|New Mexico State Department
300 Don Gaspar
Santa Fe, NM 87501-2786
Public Outreach Director
December 16, 2002
SDE Releases Results of Even
Start Family Literacy Initiative
(Santa Fe, NM)-The New Mexico State
Department of Education (SDE) announced today that 65 percent of
parents participating in the New Mexico Even Start Family Literacy
Initiative are better prepared to assist their children with developing
literacy readiness skills and 71 percent now use literacy readiness
activities with their children.
"The New Mexico family literacy initiative is offering families
in poverty the opportunity to improve their fundamental well being.
It is proving that we can help to reverse the cycle of low achievement
that can impact families for generations," said State Superintendent
of Public Instruction Michael J. Davis.
The Legislature provided $2 million in funding for fiscal year
2002 to implement family literacy services to address the needs
of at-risk families. The program, implemented in 14 public school
districts, focuses on improving literacy skills for preschool children

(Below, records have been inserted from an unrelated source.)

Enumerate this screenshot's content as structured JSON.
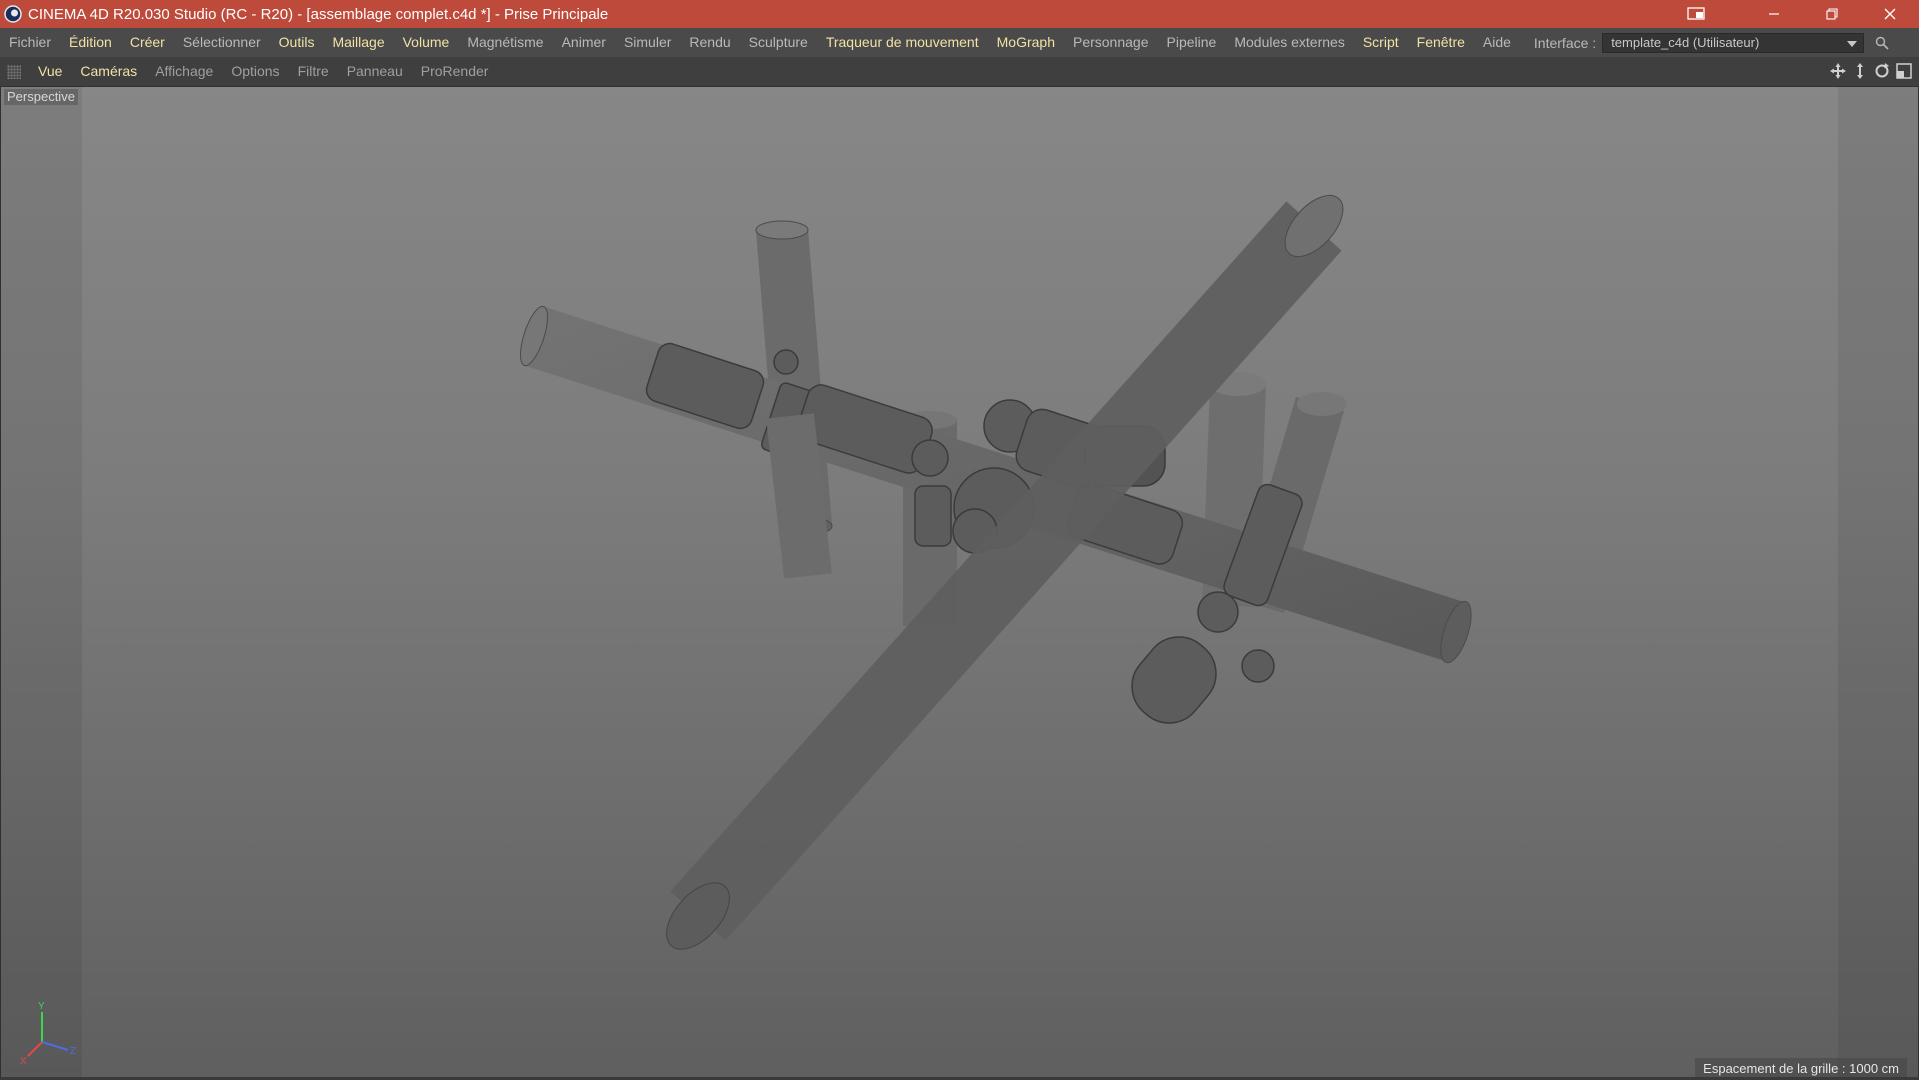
{
  "window": {
    "title": "CINEMA 4D R20.030 Studio (RC - R20) - [assemblage complet.c4d *] - Prise Principale",
    "logo_icon": "cinema4d-logo-icon",
    "controls": [
      "minimize-icon",
      "restore-icon",
      "close-icon"
    ],
    "title_bar_color": "#bd4a3b"
  },
  "menu": {
    "items": [
      {
        "label": "Fichier",
        "highlight": false
      },
      {
        "label": "Édition",
        "highlight": true
      },
      {
        "label": "Créer",
        "highlight": true
      },
      {
        "label": "Sélectionner",
        "highlight": false
      },
      {
        "label": "Outils",
        "highlight": true
      },
      {
        "label": "Maillage",
        "highlight": true
      },
      {
        "label": "Volume",
        "highlight": true
      },
      {
        "label": "Magnétisme",
        "highlight": false
      },
      {
        "label": "Animer",
        "highlight": false
      },
      {
        "label": "Simuler",
        "highlight": false
      },
      {
        "label": "Rendu",
        "highlight": false
      },
      {
        "label": "Sculpture",
        "highlight": false
      },
      {
        "label": "Traqueur de mouvement",
        "highlight": true
      },
      {
        "label": "MoGraph",
        "highlight": true
      },
      {
        "label": "Personnage",
        "highlight": false
      },
      {
        "label": "Pipeline",
        "highlight": false
      },
      {
        "label": "Modules externes",
        "highlight": false
      },
      {
        "label": "Script",
        "highlight": true
      },
      {
        "label": "Fenêtre",
        "highlight": true
      },
      {
        "label": "Aide",
        "highlight": false
      }
    ],
    "interface_label": "Interface :",
    "interface_value": "template_c4d (Utilisateur)",
    "highlight_color": "#f1e1a6"
  },
  "viewbar": {
    "items": [
      {
        "label": "Vue",
        "highlight": true
      },
      {
        "label": "Caméras",
        "highlight": true
      },
      {
        "label": "Affichage",
        "highlight": false
      },
      {
        "label": "Options",
        "highlight": false
      },
      {
        "label": "Filtre",
        "highlight": false
      },
      {
        "label": "Panneau",
        "highlight": false
      },
      {
        "label": "ProRender",
        "highlight": false
      }
    ],
    "nav_icons": [
      "move-view-icon",
      "zoom-view-icon",
      "rotate-view-icon",
      "maximize-view-icon"
    ]
  },
  "viewport": {
    "camera_label": "Perspective",
    "grid_spacing": "Espacement de la grille : 1000 cm",
    "axis_labels": {
      "x": "X",
      "y": "Y",
      "z": "Z"
    }
  }
}
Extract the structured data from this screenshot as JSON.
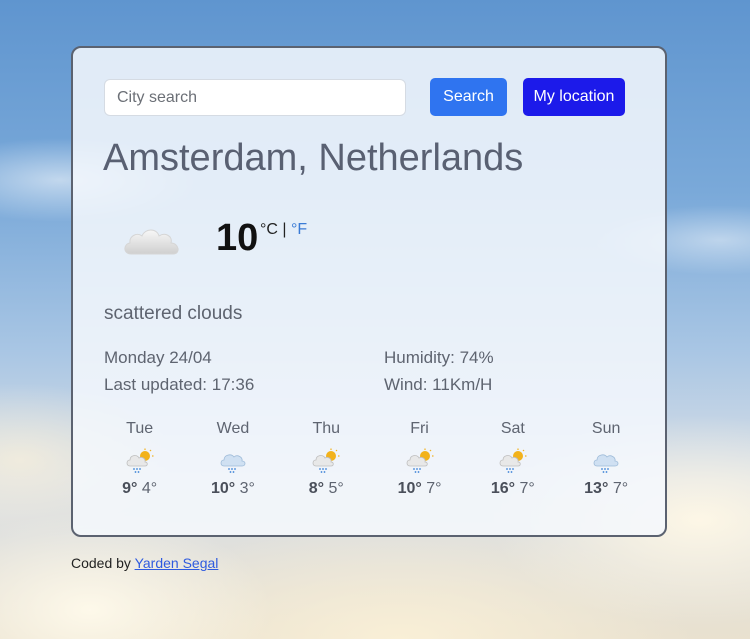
{
  "search": {
    "placeholder": "City search",
    "button_label": "Search",
    "location_button_label": "My location"
  },
  "current": {
    "city": "Amsterdam, Netherlands",
    "icon": "scattered-clouds-icon",
    "temperature": "10",
    "unit_c": "°C",
    "separator": "|",
    "unit_f": "°F",
    "description": "scattered clouds",
    "date": "Monday 24/04",
    "last_updated": "Last updated: 17:36",
    "humidity": "Humidity: 74%",
    "wind": "Wind: 11Km/H"
  },
  "forecast": [
    {
      "day": "Tue",
      "icon": "sun-cloud-rain-icon",
      "max": "9°",
      "min": "4°"
    },
    {
      "day": "Wed",
      "icon": "cloud-rain-icon",
      "max": "10°",
      "min": "3°"
    },
    {
      "day": "Thu",
      "icon": "sun-cloud-rain-icon",
      "max": "8°",
      "min": "5°"
    },
    {
      "day": "Fri",
      "icon": "sun-cloud-rain-icon",
      "max": "10°",
      "min": "7°"
    },
    {
      "day": "Sat",
      "icon": "sun-cloud-rain-icon",
      "max": "16°",
      "min": "7°"
    },
    {
      "day": "Sun",
      "icon": "cloud-rain-icon",
      "max": "13°",
      "min": "7°"
    }
  ],
  "footer": {
    "prefix": "Coded by",
    "author": "Yarden Segal"
  },
  "colors": {
    "search_button": "#2f74f0",
    "location_button": "#1c1aea",
    "link": "#3a7bd5"
  }
}
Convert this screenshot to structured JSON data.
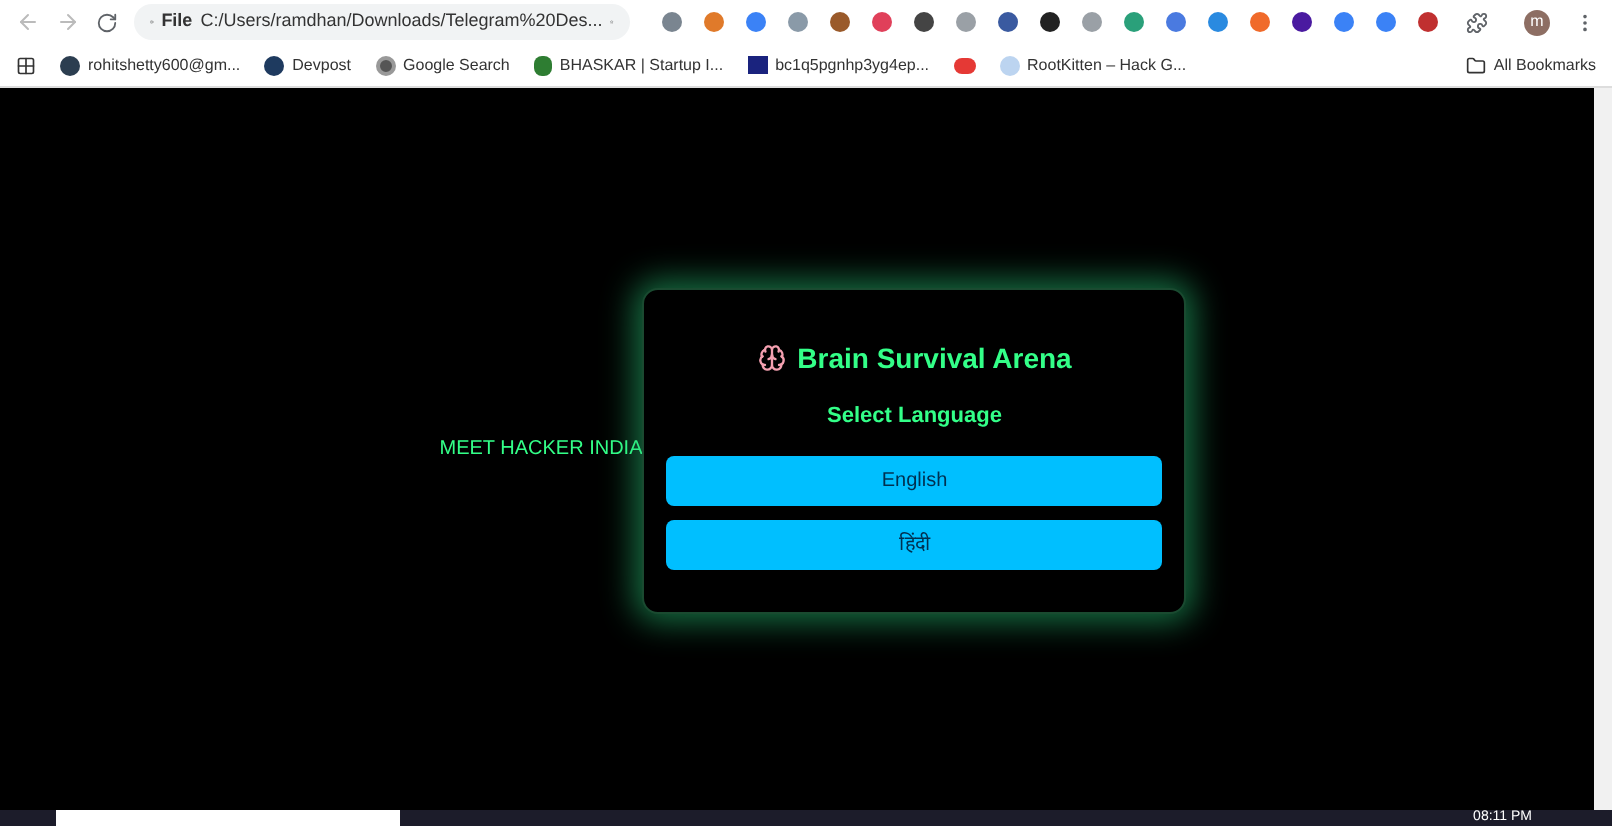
{
  "browser": {
    "address_chip": "File",
    "address": "C:/Users/ramdhan/Downloads/Telegram%20Des...",
    "profile_initial": "m"
  },
  "bookmarks": [
    {
      "kind": "labeled",
      "label": "rohitshetty600@gm..."
    },
    {
      "kind": "labeled",
      "label": "Devpost"
    },
    {
      "kind": "labeled",
      "label": "Google Search"
    },
    {
      "kind": "labeled",
      "label": "BHASKAR | Startup I..."
    },
    {
      "kind": "labeled",
      "label": "bc1q5pgnhp3yg4ep..."
    },
    {
      "kind": "icon_only"
    },
    {
      "kind": "labeled",
      "label": "RootKitten – Hack G..."
    }
  ],
  "all_bookmarks": "All Bookmarks",
  "page": {
    "side_text": "MEET HACKER INDIA",
    "modal": {
      "title": "Brain Survival Arena",
      "subtitle": "Select Language",
      "options": [
        {
          "label": "English"
        },
        {
          "label": "हिंदी"
        }
      ]
    }
  },
  "taskbar": {
    "time": "08:11 PM"
  }
}
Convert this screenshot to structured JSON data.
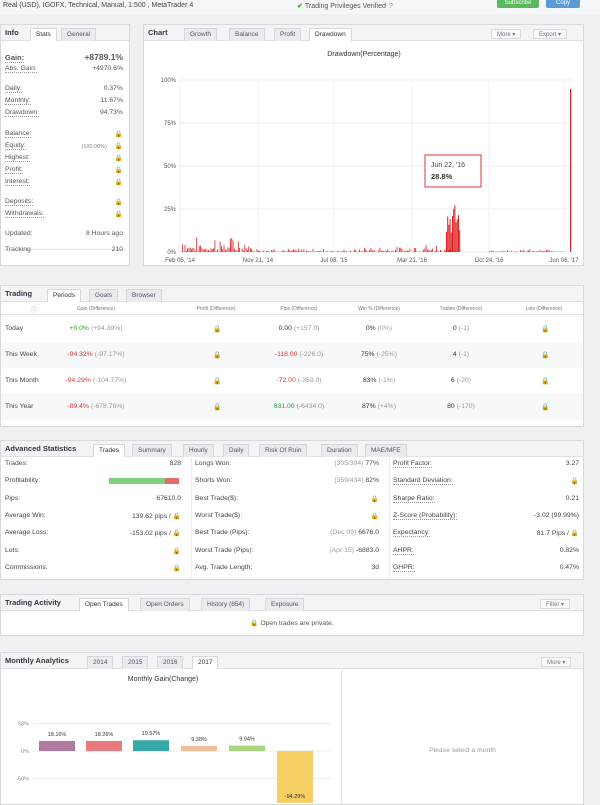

and their parents.
Services are provided at program sites and in homes, with parents
averaging 10 hours of participation each week. Four essential components
are integrated into the program:
- Early childhood education to increase the developmental skills
of preschool children and better prepare them for academic success
- Parenting education so parents can learn how to be the primary
teacher for their child and full partners in their child's education
- Parent and child literacy time so that parents practice with
a role model how to conduct parent and child literacy time together
- Adult education to help parents gain the motivation, skills
and knowledge needed to become employed or to pursue further education
In all, 5,675 family members are being served at 33 sites at a
cost of $352 per family member. Qualified families meet three of
five risk factors pertinent to a child's early literacy success
in school: single parent, welfare recipient, unemployed and out
of school, teenage parent with a preschool-age child and lacking
a high school diploma.
Forty-seven percent of participants are Native American, 37 percent
are Hispanic and 14 percent are Anglo, followed by .05 percent Asian,
.05 percent Black and 1 percent "other." Families average
five members in the immediate household, including older and younger
siblings and grandparents.
As a result of the program, 65 percent of parents:
Among the literacy readiness activities being used by 71 percent of
parents are repeating nursery rhymes or singing songs, recognizing
colors and shapes, writing a name, counting things and recognizing
letters and numbers.
- Provide reading and writing materials in the home.
- Use more oral language in the home with familiar activities.
- Spend increased time talking with their children, building language.
- Serve as a role model in regular use of reading and writing.
- Understand how to use effective coping strategies to ensure
good physical and mental health for both parent and child.
More than 25 percent of New Mexico's families live in poverty,
including, in 2000, 508,574 children, according to the 2002 New
Mexico Kids Count Data Book published by New Mexico Voices for
Children. In addition, 54 percent of families in 2002 headed by
a single mother with children under the age of five were poor.
"With funding of $3 million each year for the next five years,
the New Mexico family literacy initiative could reach more than
two-thirds of all families living in poverty," said Georgene
Zaydell, the SDE's Even Start program consultant.
Participating districts are: Albuquerque, Bernalillo, Bloomfield,
Central Consolidated, Farmington, Gallup, Las Cruces, Los Lunas,
Lovington, Magdalena, Mountainair, Taos, Wagon Mound and West Las